SUPPLIED MATERIAL.
+ + + + +

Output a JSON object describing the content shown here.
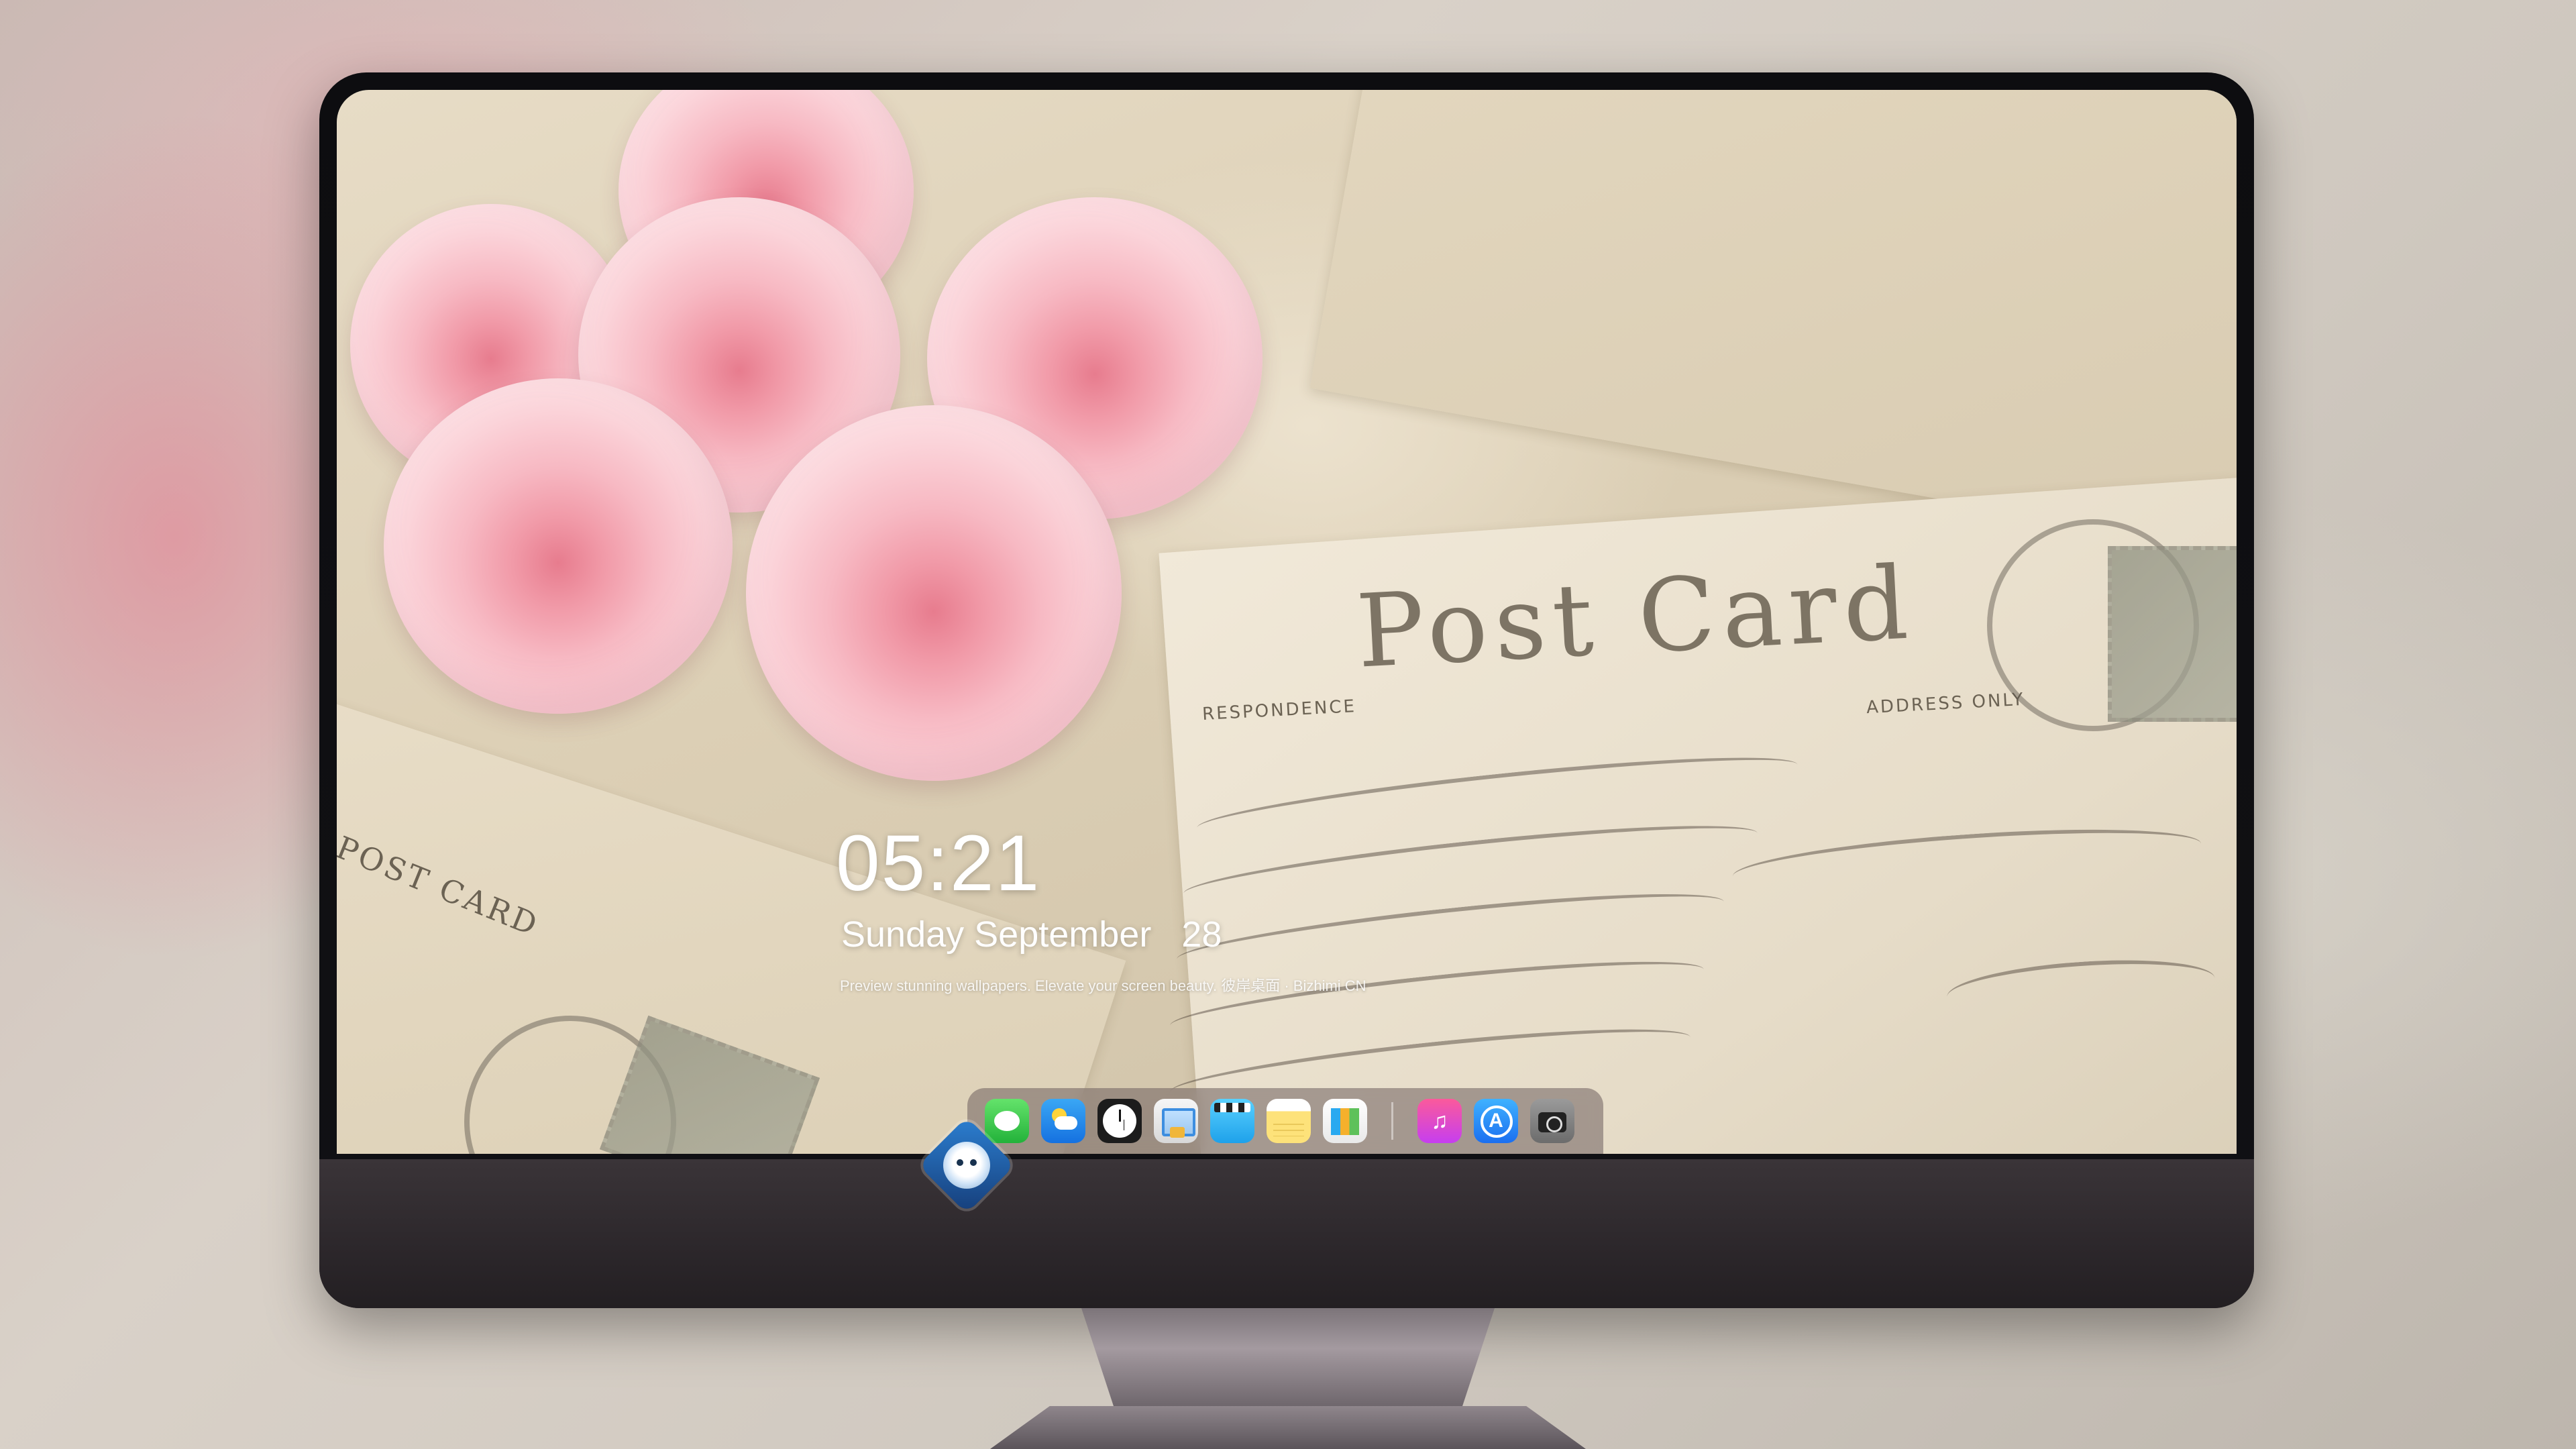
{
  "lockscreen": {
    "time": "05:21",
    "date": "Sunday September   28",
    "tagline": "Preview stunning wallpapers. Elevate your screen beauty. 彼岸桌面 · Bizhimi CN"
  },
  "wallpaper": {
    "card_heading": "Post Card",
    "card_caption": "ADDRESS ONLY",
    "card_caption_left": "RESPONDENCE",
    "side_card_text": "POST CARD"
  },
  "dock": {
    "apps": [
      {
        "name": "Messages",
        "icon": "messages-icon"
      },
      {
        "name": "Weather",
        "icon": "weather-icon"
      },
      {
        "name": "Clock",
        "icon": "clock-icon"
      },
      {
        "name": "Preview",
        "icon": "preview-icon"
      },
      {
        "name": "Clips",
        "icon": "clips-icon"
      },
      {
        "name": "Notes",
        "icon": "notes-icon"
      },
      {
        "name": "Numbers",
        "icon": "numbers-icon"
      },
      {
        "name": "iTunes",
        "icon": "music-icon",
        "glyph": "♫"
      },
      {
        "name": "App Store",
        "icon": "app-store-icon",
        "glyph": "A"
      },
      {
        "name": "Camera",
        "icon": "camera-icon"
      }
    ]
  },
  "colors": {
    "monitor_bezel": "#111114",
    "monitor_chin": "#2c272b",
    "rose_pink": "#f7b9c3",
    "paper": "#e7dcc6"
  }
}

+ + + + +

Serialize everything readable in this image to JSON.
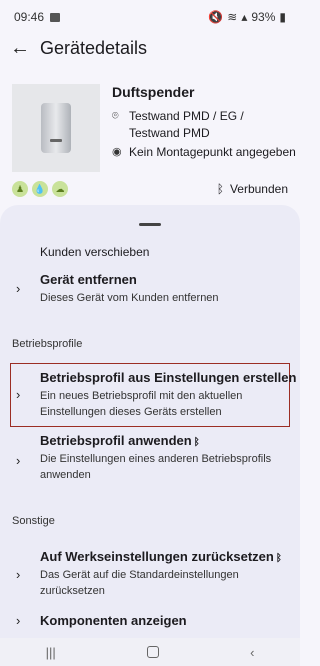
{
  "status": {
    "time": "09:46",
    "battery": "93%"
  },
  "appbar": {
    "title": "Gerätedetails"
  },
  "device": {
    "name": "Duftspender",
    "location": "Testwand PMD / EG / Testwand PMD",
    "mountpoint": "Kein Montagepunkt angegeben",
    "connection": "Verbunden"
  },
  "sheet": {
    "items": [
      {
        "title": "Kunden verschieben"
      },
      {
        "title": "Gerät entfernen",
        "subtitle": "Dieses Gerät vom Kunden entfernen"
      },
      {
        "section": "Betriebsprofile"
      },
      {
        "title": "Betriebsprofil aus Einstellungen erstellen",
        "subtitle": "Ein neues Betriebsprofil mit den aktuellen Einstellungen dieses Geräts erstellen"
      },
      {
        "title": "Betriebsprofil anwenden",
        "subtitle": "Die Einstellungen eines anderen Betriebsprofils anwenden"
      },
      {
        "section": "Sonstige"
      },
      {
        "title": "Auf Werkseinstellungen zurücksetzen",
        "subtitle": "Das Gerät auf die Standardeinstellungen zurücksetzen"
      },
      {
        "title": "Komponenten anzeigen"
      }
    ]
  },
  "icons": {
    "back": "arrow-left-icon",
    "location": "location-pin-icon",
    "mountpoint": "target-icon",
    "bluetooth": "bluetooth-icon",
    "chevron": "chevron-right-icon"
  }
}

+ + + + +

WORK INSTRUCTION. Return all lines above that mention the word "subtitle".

RESPONSE BOX.
        "subtitle": "Dieses Gerät vom Kunden entfernen"
        "subtitle": "Ein neues Betriebsprofil mit den aktuellen Einstellungen dieses Geräts erstellen"
        "subtitle": "Die Einstellungen eines anderen Betriebsprofils anwenden"
        "subtitle": "Das Gerät auf die Standardeinstellungen zurücksetzen"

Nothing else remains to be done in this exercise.